Assignment
The result should be every line that contains the word "home", taken from the material.

*** Information shown ***

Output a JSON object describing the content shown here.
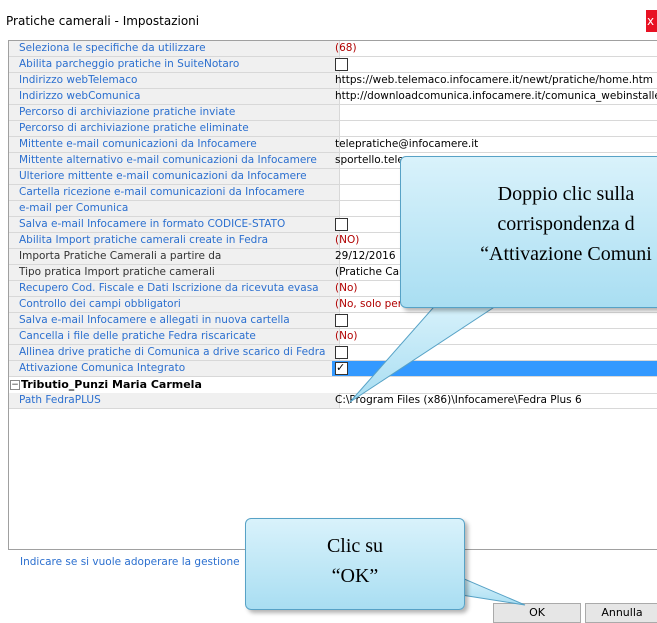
{
  "window": {
    "title": "Pratiche camerali - Impostazioni",
    "close_label": "x"
  },
  "properties": [
    {
      "name": "Seleziona le specifiche da utilizzare",
      "value": "(68)",
      "value_color": "red"
    },
    {
      "name": "Abilita parcheggio pratiche in SuiteNotaro",
      "checkbox": false
    },
    {
      "name": "Indirizzo webTelemaco",
      "value": "https://web.telemaco.infocamere.it/newt/pratiche/home.htm"
    },
    {
      "name": "Indirizzo webComunica",
      "value": "http://downloadcomunica.infocamere.it/comunica_webinstaller"
    },
    {
      "name": "Percorso di archiviazione pratiche inviate",
      "value": ""
    },
    {
      "name": "Percorso di archiviazione pratiche eliminate",
      "value": ""
    },
    {
      "name": "Mittente e-mail comunicazioni da Infocamere",
      "value": "telepratiche@infocamere.it"
    },
    {
      "name": "Mittente alternativo e-mail comunicazioni da Infocamere",
      "value": "sportello.telem"
    },
    {
      "name": "Ulteriore mittente e-mail comunicazioni da Infocamere",
      "value": ""
    },
    {
      "name": "Cartella ricezione e-mail comunicazioni da Infocamere",
      "value": ""
    },
    {
      "name": "e-mail per Comunica",
      "value": ""
    },
    {
      "name": "Salva e-mail Infocamere in formato CODICE-STATO",
      "checkbox": false
    },
    {
      "name": "Abilita Import pratiche camerali create in Fedra",
      "value": "(NO)",
      "value_color": "red"
    },
    {
      "name": "Importa Pratiche Camerali a partire da",
      "value": "29/12/2016",
      "dark": true
    },
    {
      "name": "Tipo pratica Import pratiche camerali",
      "value": "(Pratiche Cam",
      "dark": true
    },
    {
      "name": "Recupero Cod. Fiscale e Dati Iscrizione da ricevuta evasa",
      "value": "(No)",
      "value_color": "red"
    },
    {
      "name": "Controllo dei campi obbligatori",
      "value": "(No, solo per i campi as",
      "value_color": "red"
    },
    {
      "name": "Salva e-mail Infocamere e allegati in nuova cartella",
      "checkbox": false
    },
    {
      "name": "Cancella i file delle pratiche Fedra riscaricate",
      "value": "(No)",
      "value_color": "red"
    },
    {
      "name": "Allinea drive pratiche di Comunica a drive scarico di Fedra",
      "checkbox": false
    },
    {
      "name": "Attivazione Comunica Integrato",
      "checkbox": true,
      "selected": true
    }
  ],
  "category": {
    "label": "Tributio_Punzi Maria Carmela",
    "toggle": "−"
  },
  "category_properties": [
    {
      "name": "Path FedraPLUS",
      "value": "C:\\Program Files (x86)\\Infocamere\\Fedra Plus 6"
    }
  ],
  "description": "Indicare se si vuole adoperare la gestione",
  "buttons": {
    "ok": "OK",
    "cancel": "Annulla"
  },
  "callouts": {
    "first": [
      "Doppio clic sulla",
      "corrispondenza d",
      "“Attivazione Comuni"
    ],
    "second": [
      "Clic su",
      "“OK”"
    ]
  }
}
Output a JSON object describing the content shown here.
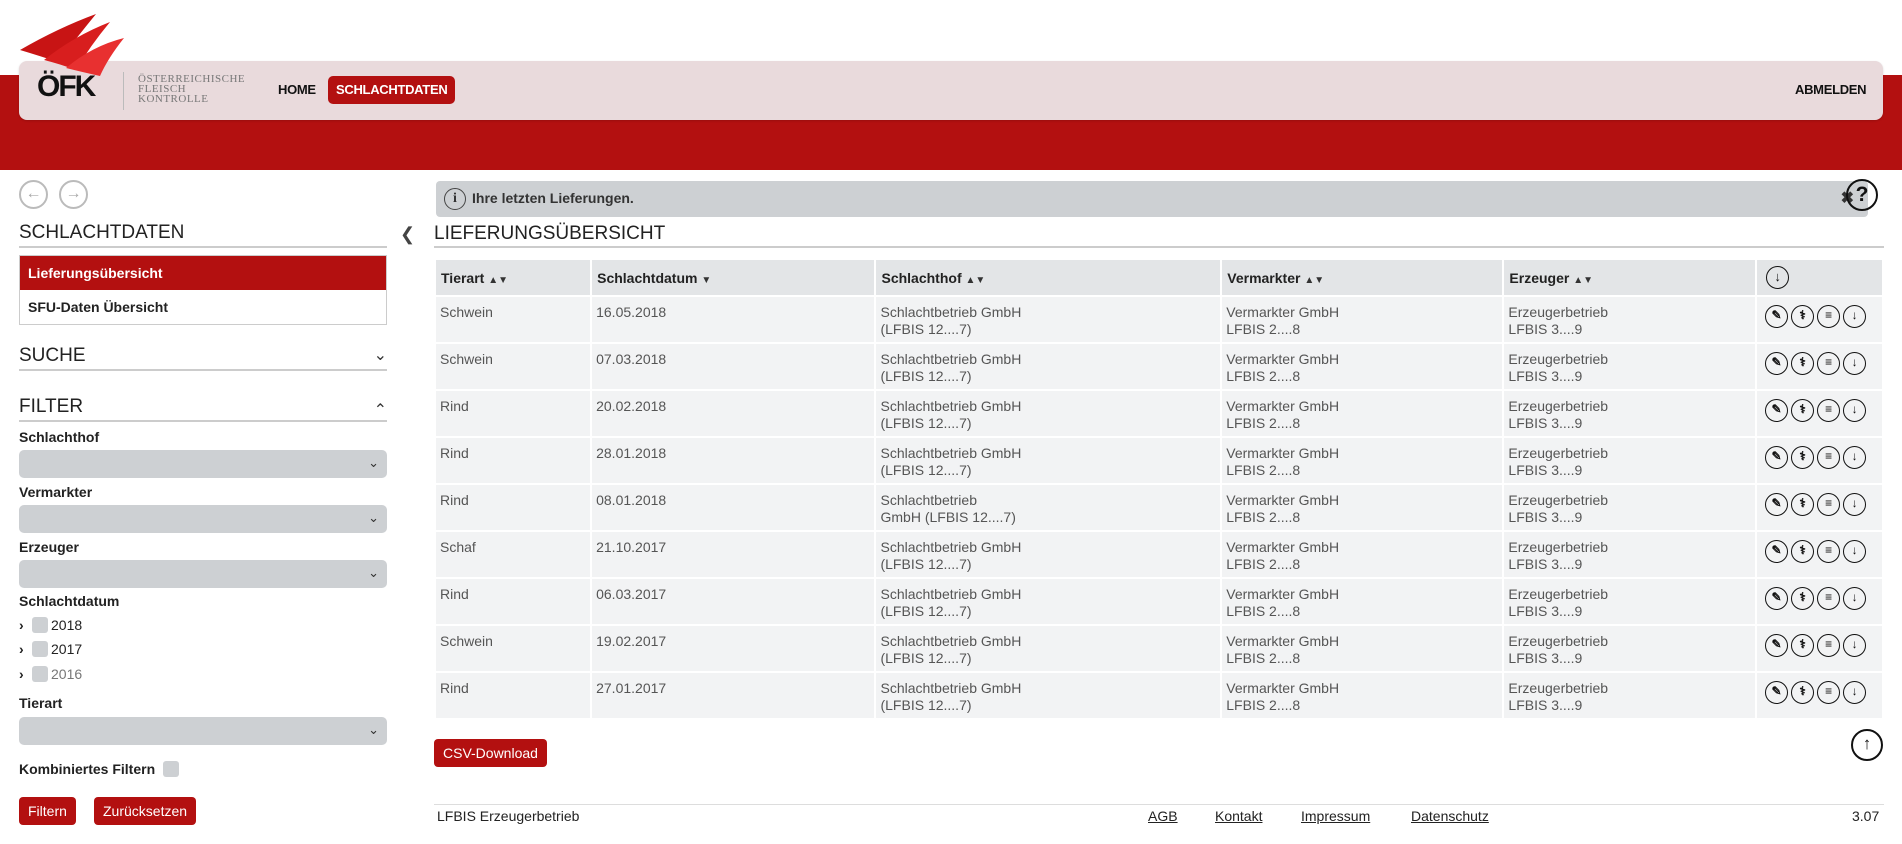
{
  "brand": {
    "logo_text": "ÖFK",
    "logo_sub_1": "Österreichische",
    "logo_sub_2": "Fleisch",
    "logo_sub_3": "Kontrolle"
  },
  "nav": {
    "home": "HOME",
    "schlachtdaten": "SCHLACHTDATEN",
    "abmelden": "ABMELDEN"
  },
  "sidebar": {
    "title": "SCHLACHTDATEN",
    "menu": [
      {
        "label": "Lieferungsübersicht",
        "active": true
      },
      {
        "label": "SFU-Daten Übersicht",
        "active": false
      }
    ],
    "suche": "SUCHE",
    "filter": "FILTER",
    "labels": {
      "schlachthof": "Schlachthof",
      "vermarkter": "Vermarkter",
      "erzeuger": "Erzeuger",
      "schlachtdatum": "Schlachtdatum",
      "tierart": "Tierart",
      "kombiniert": "Kombiniertes Filtern"
    },
    "years": [
      "2018",
      "2017",
      "2016"
    ],
    "filtern_button": "Filtern",
    "reset_button": "Zurücksetzen"
  },
  "info": {
    "message": "Ihre letzten Lieferungen."
  },
  "main": {
    "title": "LIEFERUNGSÜBERSICHT",
    "columns": [
      "Tierart",
      "Schlachtdatum",
      "Schlachthof",
      "Vermarkter",
      "Erzeuger"
    ],
    "rows": [
      {
        "tierart": "Schwein",
        "datum": "16.05.2018",
        "schlachthof": [
          "Schlachtbetrieb GmbH",
          "(LFBIS 12....7)"
        ],
        "vermarkter": [
          "Vermarkter GmbH",
          "LFBIS 2....8"
        ],
        "erzeuger": [
          "Erzeugerbetrieb",
          "LFBIS 3....9"
        ]
      },
      {
        "tierart": "Schwein",
        "datum": "07.03.2018",
        "schlachthof": [
          "Schlachtbetrieb GmbH",
          "(LFBIS 12....7)"
        ],
        "vermarkter": [
          "Vermarkter GmbH",
          "LFBIS 2....8"
        ],
        "erzeuger": [
          "Erzeugerbetrieb",
          "LFBIS 3....9"
        ]
      },
      {
        "tierart": "Rind",
        "datum": "20.02.2018",
        "schlachthof": [
          "Schlachtbetrieb GmbH",
          "(LFBIS 12....7)"
        ],
        "vermarkter": [
          "Vermarkter GmbH",
          "LFBIS 2....8"
        ],
        "erzeuger": [
          "Erzeugerbetrieb",
          "LFBIS 3....9"
        ]
      },
      {
        "tierart": "Rind",
        "datum": "28.01.2018",
        "schlachthof": [
          "Schlachtbetrieb GmbH",
          "(LFBIS 12....7)"
        ],
        "vermarkter": [
          "Vermarkter GmbH",
          "LFBIS 2....8"
        ],
        "erzeuger": [
          "Erzeugerbetrieb",
          "LFBIS 3....9"
        ]
      },
      {
        "tierart": "Rind",
        "datum": "08.01.2018",
        "schlachthof": [
          "Schlachtbetrieb",
          "GmbH (LFBIS 12....7)"
        ],
        "vermarkter": [
          "Vermarkter GmbH",
          "LFBIS 2....8"
        ],
        "erzeuger": [
          "Erzeugerbetrieb",
          "LFBIS 3....9"
        ]
      },
      {
        "tierart": "Schaf",
        "datum": "21.10.2017",
        "schlachthof": [
          "Schlachtbetrieb GmbH",
          "(LFBIS 12....7)"
        ],
        "vermarkter": [
          "Vermarkter GmbH",
          "LFBIS 2....8"
        ],
        "erzeuger": [
          "Erzeugerbetrieb",
          "LFBIS 3....9"
        ]
      },
      {
        "tierart": "Rind",
        "datum": "06.03.2017",
        "schlachthof": [
          "Schlachtbetrieb GmbH",
          "(LFBIS 12....7)"
        ],
        "vermarkter": [
          "Vermarkter GmbH",
          "LFBIS 2....8"
        ],
        "erzeuger": [
          "Erzeugerbetrieb",
          "LFBIS 3....9"
        ]
      },
      {
        "tierart": "Schwein",
        "datum": "19.02.2017",
        "schlachthof": [
          "Schlachtbetrieb GmbH",
          "(LFBIS 12....7)"
        ],
        "vermarkter": [
          "Vermarkter GmbH",
          "LFBIS 2....8"
        ],
        "erzeuger": [
          "Erzeugerbetrieb",
          "LFBIS 3....9"
        ]
      },
      {
        "tierart": "Rind",
        "datum": "27.01.2017",
        "schlachthof": [
          "Schlachtbetrieb GmbH",
          "(LFBIS 12....7)"
        ],
        "vermarkter": [
          "Vermarkter GmbH",
          "LFBIS 2....8"
        ],
        "erzeuger": [
          "Erzeugerbetrieb",
          "LFBIS 3....9"
        ]
      }
    ],
    "row_action_icons": [
      "syringe-icon",
      "stethoscope-icon",
      "list-icon",
      "download-icon"
    ],
    "csv_button": "CSV-Download"
  },
  "footer": {
    "left": "LFBIS Erzeugerbetrieb",
    "links": [
      "AGB",
      "Kontakt",
      "Impressum",
      "Datenschutz"
    ],
    "version": "3.07"
  },
  "colors": {
    "brand_red": "#b31010",
    "nav_bg": "#e9dadc",
    "control_gray": "#cdd0d3"
  }
}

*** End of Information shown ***

Task response
      "value": "https://web.telemaco.infocamere.it/newt/pratiche/home.htm"
    "home": "HOME",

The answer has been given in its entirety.